Vitamin D3 (Cholecalciferol): 125 mcg
Vitamin D is a fat-soluble vitamin that is found in some foods and endogenously produced when sunlight strikes the skin and activates vitamin D synthesis. Vitamin D promotes the efficient intestinal absorption of calcium, primarily in the duodenum and jejunum by supporting the synthesis of calcium-binding proteins to promote normal calcium absorption and retention. Vitamin D also promotes the normal formation of bone and normal bone growth and bone remodeling by osteoblasts and osteoclasts. Vitamin D deficiency can be caused by factors such as lack of exposure to sunlight, reduced skin synthesis of vitamin D, lower dietary intake, impaired intestinal absorption and reduced metabolism to active forms of vitamin D by the kidneys, all of which increase with aging. Deficiency has been linked to numerous health concerns, and insufficient levels of this vitamin are associated with weak bones and muscle weakness. In addition to promoting strong bones, vitamin D also has other roles in health, including supporting the body’s normal modulation of neuromuscular function and immune function. Vitamin D has been shown to support immune-modulation, and it is thought that supplementation promotes immune health by promoting the body’s normal regulation of T-cell function. In reference to cellular health, vitamin D supports the modulation of many genes that are responsible for encoding proteins that regulate normal cell cycle activity. Vitamin D levels have been strongly correlated to healthy cells.

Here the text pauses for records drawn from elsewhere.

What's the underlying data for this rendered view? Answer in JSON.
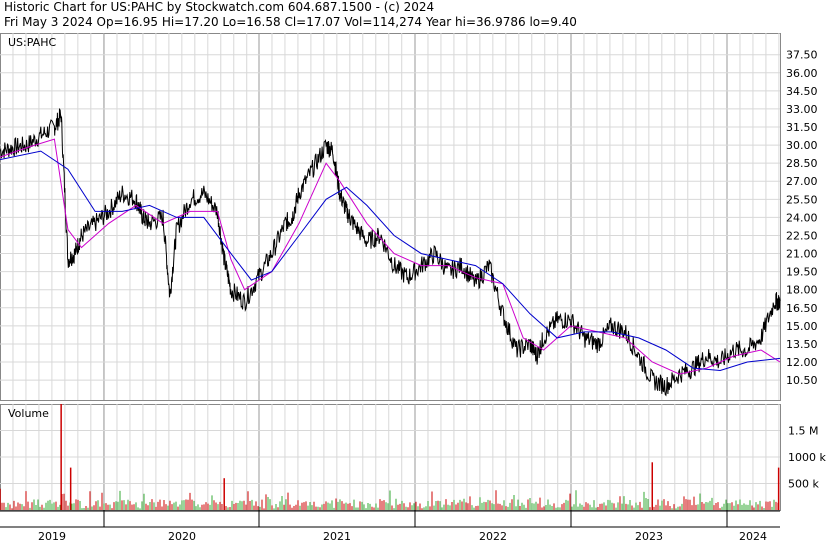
{
  "header": {
    "line1": "Historic Chart for US:PAHC by Stockwatch.com 604.687.1500 - (c) 2024",
    "line2": "Fri May  3 2024   Op=16.95  Hi=17.20  Lo=16.58  Cl=17.07  Vol=114,274  Year hi=36.9786  lo=9.40"
  },
  "chart_data": {
    "type": "line",
    "symbol_label": "US:PAHC",
    "price_ticks": [
      "37.50",
      "36.00",
      "34.50",
      "33.00",
      "31.50",
      "30.00",
      "28.50",
      "27.00",
      "25.50",
      "24.00",
      "22.50",
      "21.00",
      "19.50",
      "18.00",
      "16.50",
      "15.00",
      "13.50",
      "12.00",
      "10.50"
    ],
    "price_tick_values": [
      37.5,
      36.0,
      34.5,
      33.0,
      31.5,
      30.0,
      28.5,
      27.0,
      25.5,
      24.0,
      22.5,
      21.0,
      19.5,
      18.0,
      16.5,
      15.0,
      13.5,
      12.0,
      10.5
    ],
    "ylim": [
      8.85,
      39.3
    ],
    "volume_label": "Volume",
    "volume_ticks": [
      "1.5 M",
      "1000 k",
      "500 k"
    ],
    "volume_tick_values": [
      1500000,
      1000000,
      500000
    ],
    "volume_max": 2000000,
    "year_labels": [
      "2019",
      "2020",
      "2021",
      "2022",
      "2023",
      "2024"
    ],
    "series": [
      {
        "name": "price",
        "color": "#000000",
        "x": [
          2018.6,
          2018.7,
          2018.8,
          2018.9,
          2019.0,
          2019.05,
          2019.1,
          2019.15,
          2019.2,
          2019.3,
          2019.4,
          2019.5,
          2019.6,
          2019.65,
          2019.7,
          2019.8,
          2019.85,
          2019.9,
          2020.0,
          2020.1,
          2020.2,
          2020.25,
          2020.3,
          2020.4,
          2020.5,
          2020.6,
          2020.7,
          2020.75,
          2020.8,
          2020.9,
          2021.0,
          2021.05,
          2021.1,
          2021.15,
          2021.2,
          2021.3,
          2021.4,
          2021.5,
          2021.6,
          2021.7,
          2021.8,
          2021.9,
          2022.0,
          2022.1,
          2022.2,
          2022.3,
          2022.4,
          2022.5,
          2022.55,
          2022.6,
          2022.7,
          2022.8,
          2022.9,
          2023.0,
          2023.1,
          2023.2,
          2023.3,
          2023.4,
          2023.5,
          2023.6,
          2023.7,
          2023.8,
          2023.9,
          2024.0,
          2024.1,
          2024.2,
          2024.3,
          2024.34
        ],
        "y": [
          29.5,
          29.8,
          30.0,
          30.8,
          31.5,
          32.5,
          20.5,
          21.0,
          22.5,
          23.5,
          24.5,
          26.0,
          25.5,
          24.0,
          23.5,
          24.0,
          17.5,
          23.0,
          25.5,
          26.0,
          24.5,
          20.5,
          18.0,
          17.0,
          19.0,
          21.0,
          23.5,
          24.0,
          26.0,
          28.0,
          30.0,
          29.5,
          26.0,
          24.5,
          23.5,
          22.0,
          22.5,
          20.0,
          19.0,
          20.0,
          21.0,
          19.5,
          20.0,
          18.5,
          20.0,
          16.0,
          13.0,
          13.5,
          12.5,
          14.0,
          15.5,
          15.5,
          14.0,
          13.5,
          15.0,
          14.5,
          12.5,
          10.5,
          10.0,
          11.0,
          11.5,
          12.5,
          12.0,
          13.0,
          13.0,
          14.0,
          17.0,
          17.07
        ]
      },
      {
        "name": "short moving average",
        "color": "#cc00cc",
        "x": [
          2018.6,
          2018.8,
          2019.0,
          2019.1,
          2019.2,
          2019.4,
          2019.6,
          2019.8,
          2020.0,
          2020.2,
          2020.3,
          2020.4,
          2020.6,
          2020.8,
          2021.0,
          2021.1,
          2021.3,
          2021.5,
          2021.7,
          2021.9,
          2022.1,
          2022.3,
          2022.45,
          2022.6,
          2022.8,
          2023.0,
          2023.2,
          2023.4,
          2023.6,
          2023.8,
          2024.0,
          2024.2,
          2024.34
        ],
        "y": [
          29.0,
          29.8,
          30.5,
          23.0,
          21.5,
          23.5,
          25.0,
          23.5,
          24.5,
          24.5,
          20.5,
          18.0,
          19.5,
          23.5,
          28.5,
          27.0,
          23.5,
          21.0,
          20.0,
          20.0,
          19.0,
          18.5,
          14.0,
          13.0,
          15.0,
          14.5,
          14.0,
          12.0,
          11.0,
          11.5,
          12.5,
          13.0,
          12.0
        ]
      },
      {
        "name": "long moving average",
        "color": "#0000cc",
        "x": [
          2018.6,
          2018.9,
          2019.1,
          2019.3,
          2019.5,
          2019.7,
          2019.9,
          2020.1,
          2020.3,
          2020.45,
          2020.6,
          2020.8,
          2021.0,
          2021.15,
          2021.3,
          2021.5,
          2021.7,
          2021.9,
          2022.1,
          2022.3,
          2022.5,
          2022.7,
          2022.9,
          2023.1,
          2023.3,
          2023.5,
          2023.7,
          2023.9,
          2024.1,
          2024.34
        ],
        "y": [
          28.8,
          29.5,
          28.0,
          24.5,
          24.5,
          25.0,
          24.0,
          24.0,
          21.0,
          18.8,
          19.5,
          22.5,
          25.5,
          26.5,
          25.0,
          22.5,
          21.0,
          20.5,
          20.0,
          18.5,
          16.0,
          14.0,
          14.5,
          14.5,
          14.0,
          13.0,
          11.5,
          11.3,
          12.0,
          12.3
        ]
      }
    ],
    "volume": {
      "baseline_range_k": [
        30,
        250
      ],
      "spikes": [
        {
          "x": 2018.6,
          "value": 400000
        },
        {
          "x": 2019.05,
          "value": 2000000
        },
        {
          "x": 2019.12,
          "value": 800000
        },
        {
          "x": 2020.25,
          "value": 600000
        },
        {
          "x": 2023.4,
          "value": 900000
        },
        {
          "x": 2024.33,
          "value": 800000
        }
      ]
    }
  }
}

Lastly, through its interaction with VDR (vitamin D receptor), vitamin D supports the healthy expression of the gene encoding renin, thus helping to maintain healthy blood pressure.
Vitamin K2 (Menaquinone-7): 45 mcg
Vitamin K is a fat-soluble vitamin found in meat, eggs, dairy and natto. Although a fat-soluble vitamin, the body stores very little K2, and its stores are rapidly depleted without regular dietary intake. Natural vitamin K2, also known as menaquinone-7 (MK-7), is the most bioavailable form of K2 and has the longest half-life in the blood of any form of vitamin K. The Japanese soy food natto is particularly rich in menaquinone-7 (MK-7). Studies of natto consumption in Japan have linked menaquinone-7 to bone and cardiovascular health. The correlation of vitamin K to cardiovascular and bone health directly focuses on supporting proper calcium utilization, whereby adequate metabolism of calcium supports arterial and bone health. This is often referred to as the calcium paradox. The calcium paradox is explained simply as getting calcium in the right place (i.e., into the bone structures instead of the arterial vessel walls.) These events are dependent upon the synthesis of the vitamin K-dependent proteins osteocalcin and matrix Gla protein in a process called carboxylation. The carboxylation of these proteins is a post-translational step; that is, osteocalcin and matrix Gla protein are translated from their respective messenger RNA and then modified by enzymes to the active forms. These carboxylated forms support the healthy binding and releasing of calcium. This reaction is essential for optimal and healthy utilization of calcium. Vitamin K2 promotes the synthesis of proteins involved with calcium utilization, thereby supporting bone retention and arterial health. While Vitamin D supports the healthy regulation and synthesis of osteocalcin, the mineral-binding capacity of this protein requires vitamin K-dependent carboxylation and is thought to be related to bone mineralization. Gas6 is a vitamin K-dependent protein found throughout the nervous system, as well in the heart, lungs, stomach, kidneys and cartilage. Although the exact mechanism of its action has not been determined, Gas6 appears to be a cellular growth regulator involved in cellular activities such as cell adhesion, cell proliferation and protection against apoptosis.
Potassium (Bicarbonate) 150 mg
Foods rich in potassium include fresh vegetables and fruits, such as bananas, oranges, cantaloupe, avocado, raw spinach, cabbage and celery.
Potassium is an essential macromineral that helps to keep fluid balance. It also plays a role in a wide variety of biochemical and physiological processes. Among other things, it promotes the normal transmission of nerve impulses, the normal contraction of cardiac, skeletal and smooth muscle, the normal production of energy, the normal synthesis of nucleic acids, the maintenance of intracellular tonicity and the maintenance of normal blood pressure. Potassium promotes muscle relaxation and supports normal insulin release. It also promotes normal glycogen and protein synthesis. Potassium is an electrolyte that promotes proper heartbeat, and it is important in supporting the normal release of energy from protein, fat and carbohydrates during metabolism.
Potassium also promotes the normal regulation of water balance. Potassium promotes the normal elimination of wastes and generally contributes to a sense of well-being. Potassium is stored in the muscles.* Some symptoms of potassium deficiency include poor circulation, earaches, inability to sleep, muscle weakness and water retention.
Sodium and potassium are two of the most important ions in helping the body maintain the homeostatic equilibrium of fluids.